[Component data from apps and pages]
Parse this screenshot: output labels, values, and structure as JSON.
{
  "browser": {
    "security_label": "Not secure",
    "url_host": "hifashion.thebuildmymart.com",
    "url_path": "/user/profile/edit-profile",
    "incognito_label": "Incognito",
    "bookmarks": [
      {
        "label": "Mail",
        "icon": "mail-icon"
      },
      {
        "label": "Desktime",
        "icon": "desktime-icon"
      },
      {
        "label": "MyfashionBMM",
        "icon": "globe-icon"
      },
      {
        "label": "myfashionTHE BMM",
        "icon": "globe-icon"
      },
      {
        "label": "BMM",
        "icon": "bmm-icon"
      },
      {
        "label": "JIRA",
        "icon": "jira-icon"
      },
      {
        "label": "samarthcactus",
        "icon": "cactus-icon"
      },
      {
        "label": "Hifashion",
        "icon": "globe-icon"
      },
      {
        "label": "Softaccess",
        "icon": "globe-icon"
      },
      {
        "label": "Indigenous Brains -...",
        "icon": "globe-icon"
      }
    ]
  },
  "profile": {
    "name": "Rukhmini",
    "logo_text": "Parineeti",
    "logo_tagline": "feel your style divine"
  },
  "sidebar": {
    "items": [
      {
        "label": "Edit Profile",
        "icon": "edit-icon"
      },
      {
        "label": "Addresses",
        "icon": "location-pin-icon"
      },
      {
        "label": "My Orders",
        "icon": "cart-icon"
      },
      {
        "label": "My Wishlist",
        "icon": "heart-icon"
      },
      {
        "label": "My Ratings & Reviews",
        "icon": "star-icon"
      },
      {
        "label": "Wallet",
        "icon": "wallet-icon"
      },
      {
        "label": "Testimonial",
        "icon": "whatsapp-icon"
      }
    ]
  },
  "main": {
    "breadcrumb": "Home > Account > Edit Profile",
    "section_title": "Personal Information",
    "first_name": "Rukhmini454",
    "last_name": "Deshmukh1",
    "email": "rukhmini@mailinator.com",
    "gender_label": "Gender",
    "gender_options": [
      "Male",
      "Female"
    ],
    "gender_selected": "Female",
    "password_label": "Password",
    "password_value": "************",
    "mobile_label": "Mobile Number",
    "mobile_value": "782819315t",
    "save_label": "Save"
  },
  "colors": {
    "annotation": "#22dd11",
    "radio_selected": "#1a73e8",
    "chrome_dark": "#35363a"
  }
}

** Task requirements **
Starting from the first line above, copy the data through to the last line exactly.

** Final answer **
Parse this screenshot: output labels, values, and structure as JSON.
{
  "browser": {
    "security_label": "Not secure",
    "url_host": "hifashion.thebuildmymart.com",
    "url_path": "/user/profile/edit-profile",
    "incognito_label": "Incognito",
    "bookmarks": [
      {
        "label": "Mail",
        "icon": "mail-icon"
      },
      {
        "label": "Desktime",
        "icon": "desktime-icon"
      },
      {
        "label": "MyfashionBMM",
        "icon": "globe-icon"
      },
      {
        "label": "myfashionTHE BMM",
        "icon": "globe-icon"
      },
      {
        "label": "BMM",
        "icon": "bmm-icon"
      },
      {
        "label": "JIRA",
        "icon": "jira-icon"
      },
      {
        "label": "samarthcactus",
        "icon": "cactus-icon"
      },
      {
        "label": "Hifashion",
        "icon": "globe-icon"
      },
      {
        "label": "Softaccess",
        "icon": "globe-icon"
      },
      {
        "label": "Indigenous Brains -...",
        "icon": "globe-icon"
      }
    ]
  },
  "profile": {
    "name": "Rukhmini",
    "logo_text": "Parineeti",
    "logo_tagline": "feel your style divine"
  },
  "sidebar": {
    "items": [
      {
        "label": "Edit Profile",
        "icon": "edit-icon"
      },
      {
        "label": "Addresses",
        "icon": "location-pin-icon"
      },
      {
        "label": "My Orders",
        "icon": "cart-icon"
      },
      {
        "label": "My Wishlist",
        "icon": "heart-icon"
      },
      {
        "label": "My Ratings & Reviews",
        "icon": "star-icon"
      },
      {
        "label": "Wallet",
        "icon": "wallet-icon"
      },
      {
        "label": "Testimonial",
        "icon": "whatsapp-icon"
      }
    ]
  },
  "main": {
    "breadcrumb": "Home > Account > Edit Profile",
    "section_title": "Personal Information",
    "first_name": "Rukhmini454",
    "last_name": "Deshmukh1",
    "email": "rukhmini@mailinator.com",
    "gender_label": "Gender",
    "gender_options": [
      "Male",
      "Female"
    ],
    "gender_selected": "Female",
    "password_label": "Password",
    "password_value": "************",
    "mobile_label": "Mobile Number",
    "mobile_value": "782819315t",
    "save_label": "Save"
  },
  "colors": {
    "annotation": "#22dd11",
    "radio_selected": "#1a73e8",
    "chrome_dark": "#35363a"
  }
}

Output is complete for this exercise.